Biodynamic Farming

Hi guys! I hope you are having a wonderful winter and are getting ready for spring to arrive! After all, I am seeing many buds on the trees already and I heard some tulips are already blooming here in the south. Bring it God! Even though we spent the majority of our winter in the sunny Arizona, we are still eager to get our garden going. The sooner we get it going, the sooner we get to eat FRESH food.

Lately I have been reading a lot of information on biodynamic farming. I have also bought some of the biodynamic farming products from Europe such as fermented black garlic and tomato sauce. This article will explain what Biodynamic farming is and why we might want to consider it rather than Organic gardening. Taking it to another level will be healthier for our environment. The Biodynamic gardening is organic and non GMO just like the organic gardening.

Biodynamic farming was established by a scientist from Austria in 1924. His name is Rudolph Steiner and he introduced his principles of this type of agriculture. He came up with a series of eight lectures in response to a group of farmers who were noticing what negative impacts chemical fertilizers had on the soil as well as the livestock's health at the turn of the century. His principles integrate strong observation of natural occurrences, knowledge of the spirit and reflection thereof. The translation of agriculture into a science of life forces and kind of stewardship that deals with the spiritual, social needs, impact and biological is a philosophy we should all consider.

The farming should be based on the perfectly mixed farm where the animals are fed the crops that are grown on the farm and the fertilizer for both those crops and the food crops are from those same animals. The base of biodynamic farming is imitating self - sufficiency of nature. Treating the animals with great respect insures their role in obtaining strong food production. The side effect of that principle applied produces the highest quality of grain and grass for them to grow and thrive on.

Here is where this farming methods get fairly complex. There are nine diluted mixtures that contain plant extracts, composted manure or mineral powders. Some of the mixtures applies to the roots or foliage while the others are applied in compost and the soils. These solutions aide in growth and foster resistance to weather and disease. Each one of these nine solutions plays a role in the entire equations. Crop rotations and cover crops also help to enrich the soils in this type of farming. The whole purpose of Biodynamic farming is its intense stewardship to produce plentiful and absolutely natural food in a way that has a positive impact on the land and soil.

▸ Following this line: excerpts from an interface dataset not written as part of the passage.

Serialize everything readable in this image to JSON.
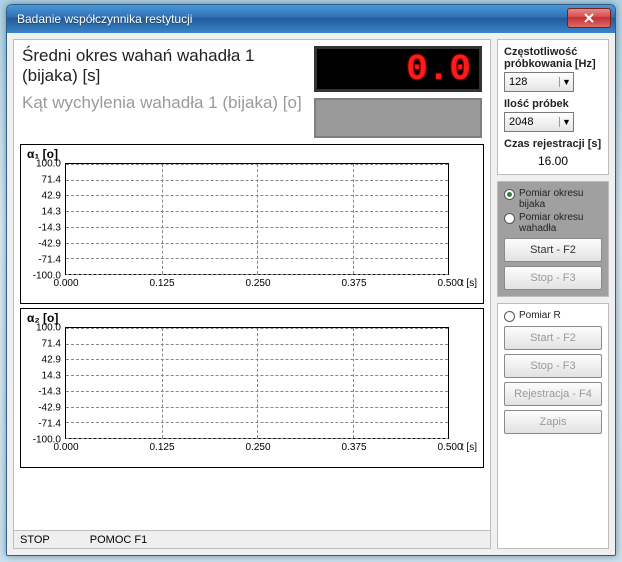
{
  "window": {
    "title": "Badanie współczynnika restytucji"
  },
  "measure": {
    "primary_label": "Średni okres wahań wahadła 1 (bijaka) [s]",
    "secondary_label": "Kąt wychylenia wahadła 1 (bijaka) [o]",
    "primary_value": "0.0"
  },
  "sampling": {
    "freq_label": "Częstotliwość próbkowania [Hz]",
    "freq_value": "128",
    "samples_label": "Ilość próbek",
    "samples_value": "2048",
    "time_label": "Czas rejestracji [s]",
    "time_value": "16.00"
  },
  "acq": {
    "radio1": "Pomiar okresu bijaka",
    "radio2": "Pomiar okresu wahadła",
    "radio_selected": 0,
    "start": "Start - F2",
    "stop": "Stop - F3"
  },
  "reg": {
    "radio": "Pomiar R",
    "start": "Start - F2",
    "stop": "Stop - F3",
    "rec": "Rejestracja - F4",
    "save": "Zapis"
  },
  "status": {
    "left": "STOP",
    "help": "POMOC F1"
  },
  "chart_data": [
    {
      "type": "line",
      "title": "α₁ [o]",
      "xlabel": "t [s]",
      "ylabel": "",
      "xlim": [
        0.0,
        0.5
      ],
      "ylim": [
        -100.0,
        100.0
      ],
      "xticks": [
        0.0,
        0.125,
        0.25,
        0.375,
        0.5
      ],
      "yticks": [
        -100.0,
        -71.4,
        -42.9,
        -14.3,
        14.3,
        42.9,
        71.4,
        100.0
      ],
      "series": [
        {
          "name": "α₁",
          "x": [],
          "y": []
        }
      ]
    },
    {
      "type": "line",
      "title": "α₂ [o]",
      "xlabel": "t [s]",
      "ylabel": "",
      "xlim": [
        0.0,
        0.5
      ],
      "ylim": [
        -100.0,
        100.0
      ],
      "xticks": [
        0.0,
        0.125,
        0.25,
        0.375,
        0.5
      ],
      "yticks": [
        -100.0,
        -71.4,
        -42.9,
        -14.3,
        14.3,
        42.9,
        71.4,
        100.0
      ],
      "series": [
        {
          "name": "α₂",
          "x": [],
          "y": []
        }
      ]
    }
  ]
}
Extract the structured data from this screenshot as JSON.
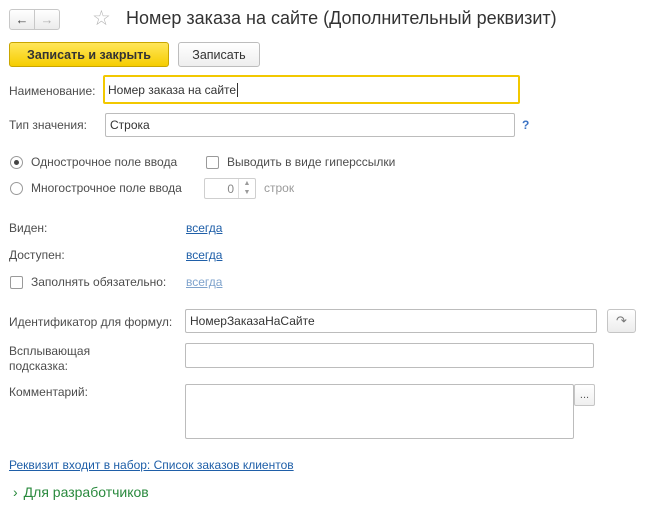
{
  "header": {
    "title": "Номер заказа на сайте (Дополнительный реквизит)",
    "back_icon": "←",
    "forward_icon": "→",
    "favorite_icon": "☆"
  },
  "toolbar": {
    "save_close_label": "Записать и закрыть",
    "save_label": "Записать"
  },
  "form": {
    "name_label": "Наименование:",
    "name_value": "Номер заказа на сайте",
    "type_label": "Тип значения:",
    "type_value": "Строка",
    "type_help": "?",
    "single_line_label": "Однострочное поле ввода",
    "hyperlink_label": "Выводить в виде гиперссылки",
    "multi_line_label": "Многострочное поле ввода",
    "lines_count": "0",
    "lines_unit": "строк",
    "visible_label": "Виден:",
    "visible_value": "всегда",
    "available_label": "Доступен:",
    "available_value": "всегда",
    "required_label": "Заполнять обязательно:",
    "required_value": "всегда",
    "formula_id_label": "Идентификатор для формул:",
    "formula_id_value": "НомерЗаказаНаСайте",
    "tooltip_label_1": "Всплывающая",
    "tooltip_label_2": "подсказка:",
    "tooltip_value": "",
    "comment_label": "Комментарий:",
    "comment_value": "",
    "comment_button": "...",
    "set_link": "Реквизит входит в набор: Список заказов клиентов",
    "developers_section": "Для разработчиков"
  },
  "colors": {
    "accent_yellow": "#f6cd00",
    "link_blue": "#1f5fa8",
    "section_green": "#2a8a3e"
  }
}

The spirituality part of farming is really a beautiful part of Biodynamic ag. It is a unique entity running with the rhythms and nature of the universe. This means the farmers plow, plant and harvest on a schedule that works with the natural rotation of the earth as well as the patterns of the sun and the moon. The guide they use to determine these times is called the Stella Natura. This will ensure maximization of the vitality of the land and giving respect to the spirit and the uniqueness of the farm itself.

The social impact must not be overlooked. The farmer or farm family is also one part of the entire farm entity. They must be cared for too. After all they are the STEWARD! They can not be tired or overworked. This is where the community can be of great value and support. Community work days often are very successful. I love the thought of children coming out on a regular basis helping and learning about clean farming. The consumers of the farming products only ensures their food will be of the best quality. Consumers can even buy a portion of their harvest in advance. This puts the consumers in the entire picture and their support helps to insure the seeds get into the ground and the farmers have a stable income. This is a common practice in Biodynamic farming. Between the community work day and the Community Supported Agriculture (CSA) members, the assurance is there for fresh healthy food for the duration of the growing season.

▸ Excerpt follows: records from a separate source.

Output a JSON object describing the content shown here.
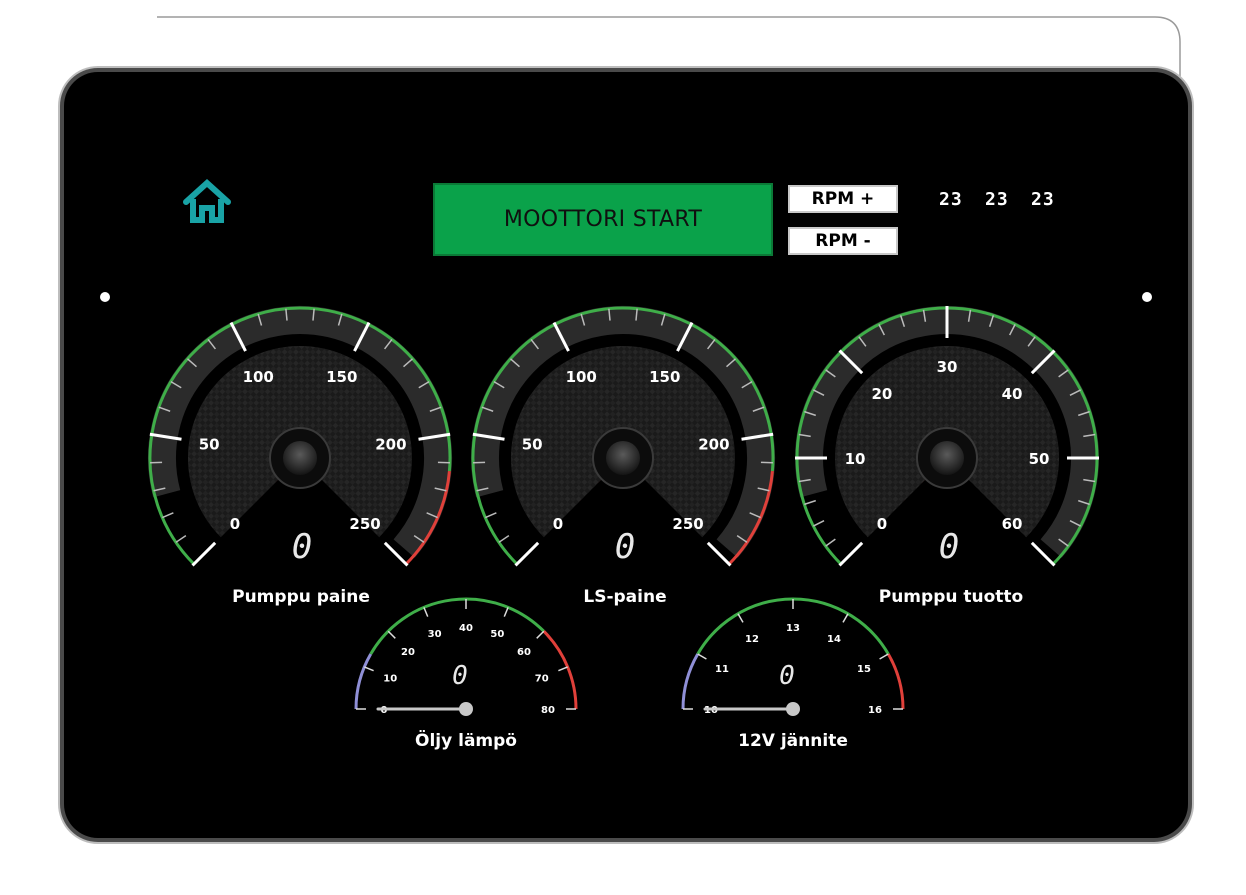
{
  "header": {
    "start_label": "MOOTTORI START",
    "rpm_plus_label": "RPM +",
    "rpm_minus_label": "RPM -",
    "counters": [
      "23",
      "23",
      "23"
    ]
  },
  "gauges": {
    "pump_pressure": {
      "label": "Pumppu paine",
      "ticks": [
        "0",
        "50",
        "100",
        "150",
        "200",
        "250"
      ],
      "value": 0,
      "readout": "0"
    },
    "ls_pressure": {
      "label": "LS-paine",
      "ticks": [
        "0",
        "50",
        "100",
        "150",
        "200",
        "250"
      ],
      "value": 0,
      "readout": "0"
    },
    "pump_output": {
      "label": "Pumppu tuotto",
      "ticks": [
        "0",
        "10",
        "20",
        "30",
        "40",
        "50",
        "60"
      ],
      "value": 0,
      "readout": "0"
    },
    "oil_temp": {
      "label": "Öljy lämpö",
      "ticks": [
        "0",
        "10",
        "20",
        "30",
        "40",
        "50",
        "60",
        "70",
        "80"
      ],
      "value": 0,
      "readout": "0"
    },
    "voltage": {
      "label": "12V jännite",
      "ticks": [
        "10",
        "11",
        "12",
        "13",
        "14",
        "15",
        "16"
      ],
      "value": 10,
      "readout": "0"
    }
  },
  "colors": {
    "start_button": "#0aa24a",
    "home_icon": "#19a3a6",
    "gauge_green": "#3fae49",
    "gauge_red": "#e0403a",
    "gauge_blue": "#8f8fd6",
    "needle": "#d42020"
  },
  "icons": {
    "home": "home-icon"
  }
}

I myself plan to venture off into learning about those natural non toxic solutions and we already have started a bit of a community garden. What I mean by that is several of our work out buddies have helped putting our first Tennessee garden in and their rewards were plenty of fresh veggies and fruits. Happy farming folks!

Love and Peace,